[RAW DATA]

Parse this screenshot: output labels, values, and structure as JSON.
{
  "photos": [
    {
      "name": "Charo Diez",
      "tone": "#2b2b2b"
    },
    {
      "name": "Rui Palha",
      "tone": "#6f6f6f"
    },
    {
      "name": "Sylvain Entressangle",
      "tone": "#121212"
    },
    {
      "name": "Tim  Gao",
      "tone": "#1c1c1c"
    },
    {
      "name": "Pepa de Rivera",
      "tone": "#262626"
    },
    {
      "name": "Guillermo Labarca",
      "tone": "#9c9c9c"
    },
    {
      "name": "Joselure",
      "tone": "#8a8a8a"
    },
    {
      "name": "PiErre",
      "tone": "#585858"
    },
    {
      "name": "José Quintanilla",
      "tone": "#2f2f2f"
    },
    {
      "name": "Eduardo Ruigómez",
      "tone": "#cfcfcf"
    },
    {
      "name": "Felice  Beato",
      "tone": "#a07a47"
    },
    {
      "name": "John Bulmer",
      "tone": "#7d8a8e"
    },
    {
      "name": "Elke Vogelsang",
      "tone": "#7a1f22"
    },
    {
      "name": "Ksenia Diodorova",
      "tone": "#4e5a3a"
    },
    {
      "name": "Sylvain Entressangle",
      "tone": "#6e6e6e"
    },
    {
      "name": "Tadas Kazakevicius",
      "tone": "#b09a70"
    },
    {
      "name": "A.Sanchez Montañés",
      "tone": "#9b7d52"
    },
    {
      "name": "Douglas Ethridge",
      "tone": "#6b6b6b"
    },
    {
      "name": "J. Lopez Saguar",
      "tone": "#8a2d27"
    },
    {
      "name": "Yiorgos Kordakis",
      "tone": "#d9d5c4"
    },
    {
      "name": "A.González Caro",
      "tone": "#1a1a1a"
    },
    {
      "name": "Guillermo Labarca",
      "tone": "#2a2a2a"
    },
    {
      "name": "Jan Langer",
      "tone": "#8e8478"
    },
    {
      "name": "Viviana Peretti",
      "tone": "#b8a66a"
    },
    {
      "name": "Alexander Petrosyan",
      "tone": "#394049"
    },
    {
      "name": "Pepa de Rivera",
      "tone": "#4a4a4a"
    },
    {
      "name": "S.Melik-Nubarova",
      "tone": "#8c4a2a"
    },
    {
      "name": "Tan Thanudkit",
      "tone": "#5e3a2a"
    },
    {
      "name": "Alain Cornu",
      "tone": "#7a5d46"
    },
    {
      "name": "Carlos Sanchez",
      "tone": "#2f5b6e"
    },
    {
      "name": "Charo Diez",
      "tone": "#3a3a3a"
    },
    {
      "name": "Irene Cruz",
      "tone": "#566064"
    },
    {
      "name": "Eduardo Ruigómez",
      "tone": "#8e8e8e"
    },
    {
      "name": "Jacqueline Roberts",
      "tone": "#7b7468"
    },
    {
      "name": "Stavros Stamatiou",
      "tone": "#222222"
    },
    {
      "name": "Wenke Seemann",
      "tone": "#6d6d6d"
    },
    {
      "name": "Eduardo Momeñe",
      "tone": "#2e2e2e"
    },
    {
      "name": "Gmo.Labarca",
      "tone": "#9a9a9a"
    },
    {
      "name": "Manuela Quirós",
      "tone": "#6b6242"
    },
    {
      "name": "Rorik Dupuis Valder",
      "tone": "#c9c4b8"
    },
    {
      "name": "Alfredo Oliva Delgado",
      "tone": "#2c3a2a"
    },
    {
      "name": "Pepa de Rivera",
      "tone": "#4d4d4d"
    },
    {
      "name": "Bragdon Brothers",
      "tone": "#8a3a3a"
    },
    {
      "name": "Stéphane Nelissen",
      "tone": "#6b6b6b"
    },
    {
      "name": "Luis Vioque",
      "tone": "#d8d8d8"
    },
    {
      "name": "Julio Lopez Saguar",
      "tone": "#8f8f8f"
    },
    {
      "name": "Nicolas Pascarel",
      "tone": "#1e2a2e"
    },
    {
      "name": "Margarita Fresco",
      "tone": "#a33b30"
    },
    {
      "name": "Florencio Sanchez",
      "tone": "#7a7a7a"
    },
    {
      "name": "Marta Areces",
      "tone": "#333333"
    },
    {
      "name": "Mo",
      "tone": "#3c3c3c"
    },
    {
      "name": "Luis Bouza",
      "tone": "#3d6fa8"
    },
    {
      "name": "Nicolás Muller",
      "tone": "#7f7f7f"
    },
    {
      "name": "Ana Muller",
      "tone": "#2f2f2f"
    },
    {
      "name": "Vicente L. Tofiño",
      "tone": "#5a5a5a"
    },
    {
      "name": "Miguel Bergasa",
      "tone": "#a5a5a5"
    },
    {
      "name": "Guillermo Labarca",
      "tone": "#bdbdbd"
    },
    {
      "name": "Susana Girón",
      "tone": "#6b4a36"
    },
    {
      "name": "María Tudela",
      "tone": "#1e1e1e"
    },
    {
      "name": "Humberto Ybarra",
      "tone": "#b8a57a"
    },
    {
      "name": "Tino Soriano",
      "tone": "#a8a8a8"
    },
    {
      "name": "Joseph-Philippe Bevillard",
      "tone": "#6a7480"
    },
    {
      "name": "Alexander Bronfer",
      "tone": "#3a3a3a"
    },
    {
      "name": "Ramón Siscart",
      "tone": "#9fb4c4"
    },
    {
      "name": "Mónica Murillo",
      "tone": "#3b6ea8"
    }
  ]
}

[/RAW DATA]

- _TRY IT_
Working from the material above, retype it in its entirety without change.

- _REPLY TO THE EXERCISE_
Parse this screenshot: output labels, values, and structure as JSON.
{
  "photos": [
    {
      "name": "Charo Diez",
      "tone": "#2b2b2b"
    },
    {
      "name": "Rui Palha",
      "tone": "#6f6f6f"
    },
    {
      "name": "Sylvain Entressangle",
      "tone": "#121212"
    },
    {
      "name": "Tim  Gao",
      "tone": "#1c1c1c"
    },
    {
      "name": "Pepa de Rivera",
      "tone": "#262626"
    },
    {
      "name": "Guillermo Labarca",
      "tone": "#9c9c9c"
    },
    {
      "name": "Joselure",
      "tone": "#8a8a8a"
    },
    {
      "name": "PiErre",
      "tone": "#585858"
    },
    {
      "name": "José Quintanilla",
      "tone": "#2f2f2f"
    },
    {
      "name": "Eduardo Ruigómez",
      "tone": "#cfcfcf"
    },
    {
      "name": "Felice  Beato",
      "tone": "#a07a47"
    },
    {
      "name": "John Bulmer",
      "tone": "#7d8a8e"
    },
    {
      "name": "Elke Vogelsang",
      "tone": "#7a1f22"
    },
    {
      "name": "Ksenia Diodorova",
      "tone": "#4e5a3a"
    },
    {
      "name": "Sylvain Entressangle",
      "tone": "#6e6e6e"
    },
    {
      "name": "Tadas Kazakevicius",
      "tone": "#b09a70"
    },
    {
      "name": "A.Sanchez Montañés",
      "tone": "#9b7d52"
    },
    {
      "name": "Douglas Ethridge",
      "tone": "#6b6b6b"
    },
    {
      "name": "J. Lopez Saguar",
      "tone": "#8a2d27"
    },
    {
      "name": "Yiorgos Kordakis",
      "tone": "#d9d5c4"
    },
    {
      "name": "A.González Caro",
      "tone": "#1a1a1a"
    },
    {
      "name": "Guillermo Labarca",
      "tone": "#2a2a2a"
    },
    {
      "name": "Jan Langer",
      "tone": "#8e8478"
    },
    {
      "name": "Viviana Peretti",
      "tone": "#b8a66a"
    },
    {
      "name": "Alexander Petrosyan",
      "tone": "#394049"
    },
    {
      "name": "Pepa de Rivera",
      "tone": "#4a4a4a"
    },
    {
      "name": "S.Melik-Nubarova",
      "tone": "#8c4a2a"
    },
    {
      "name": "Tan Thanudkit",
      "tone": "#5e3a2a"
    },
    {
      "name": "Alain Cornu",
      "tone": "#7a5d46"
    },
    {
      "name": "Carlos Sanchez",
      "tone": "#2f5b6e"
    },
    {
      "name": "Charo Diez",
      "tone": "#3a3a3a"
    },
    {
      "name": "Irene Cruz",
      "tone": "#566064"
    },
    {
      "name": "Eduardo Ruigómez",
      "tone": "#8e8e8e"
    },
    {
      "name": "Jacqueline Roberts",
      "tone": "#7b7468"
    },
    {
      "name": "Stavros Stamatiou",
      "tone": "#222222"
    },
    {
      "name": "Wenke Seemann",
      "tone": "#6d6d6d"
    },
    {
      "name": "Eduardo Momeñe",
      "tone": "#2e2e2e"
    },
    {
      "name": "Gmo.Labarca",
      "tone": "#9a9a9a"
    },
    {
      "name": "Manuela Quirós",
      "tone": "#6b6242"
    },
    {
      "name": "Rorik Dupuis Valder",
      "tone": "#c9c4b8"
    },
    {
      "name": "Alfredo Oliva Delgado",
      "tone": "#2c3a2a"
    },
    {
      "name": "Pepa de Rivera",
      "tone": "#4d4d4d"
    },
    {
      "name": "Bragdon Brothers",
      "tone": "#8a3a3a"
    },
    {
      "name": "Stéphane Nelissen",
      "tone": "#6b6b6b"
    },
    {
      "name": "Luis Vioque",
      "tone": "#d8d8d8"
    },
    {
      "name": "Julio Lopez Saguar",
      "tone": "#8f8f8f"
    },
    {
      "name": "Nicolas Pascarel",
      "tone": "#1e2a2e"
    },
    {
      "name": "Margarita Fresco",
      "tone": "#a33b30"
    },
    {
      "name": "Florencio Sanchez",
      "tone": "#7a7a7a"
    },
    {
      "name": "Marta Areces",
      "tone": "#333333"
    },
    {
      "name": "Mo",
      "tone": "#3c3c3c"
    },
    {
      "name": "Luis Bouza",
      "tone": "#3d6fa8"
    },
    {
      "name": "Nicolás Muller",
      "tone": "#7f7f7f"
    },
    {
      "name": "Ana Muller",
      "tone": "#2f2f2f"
    },
    {
      "name": "Vicente L. Tofiño",
      "tone": "#5a5a5a"
    },
    {
      "name": "Miguel Bergasa",
      "tone": "#a5a5a5"
    },
    {
      "name": "Guillermo Labarca",
      "tone": "#bdbdbd"
    },
    {
      "name": "Susana Girón",
      "tone": "#6b4a36"
    },
    {
      "name": "María Tudela",
      "tone": "#1e1e1e"
    },
    {
      "name": "Humberto Ybarra",
      "tone": "#b8a57a"
    },
    {
      "name": "Tino Soriano",
      "tone": "#a8a8a8"
    },
    {
      "name": "Joseph-Philippe Bevillard",
      "tone": "#6a7480"
    },
    {
      "name": "Alexander Bronfer",
      "tone": "#3a3a3a"
    },
    {
      "name": "Ramón Siscart",
      "tone": "#9fb4c4"
    },
    {
      "name": "Mónica Murillo",
      "tone": "#3b6ea8"
    }
  ]
}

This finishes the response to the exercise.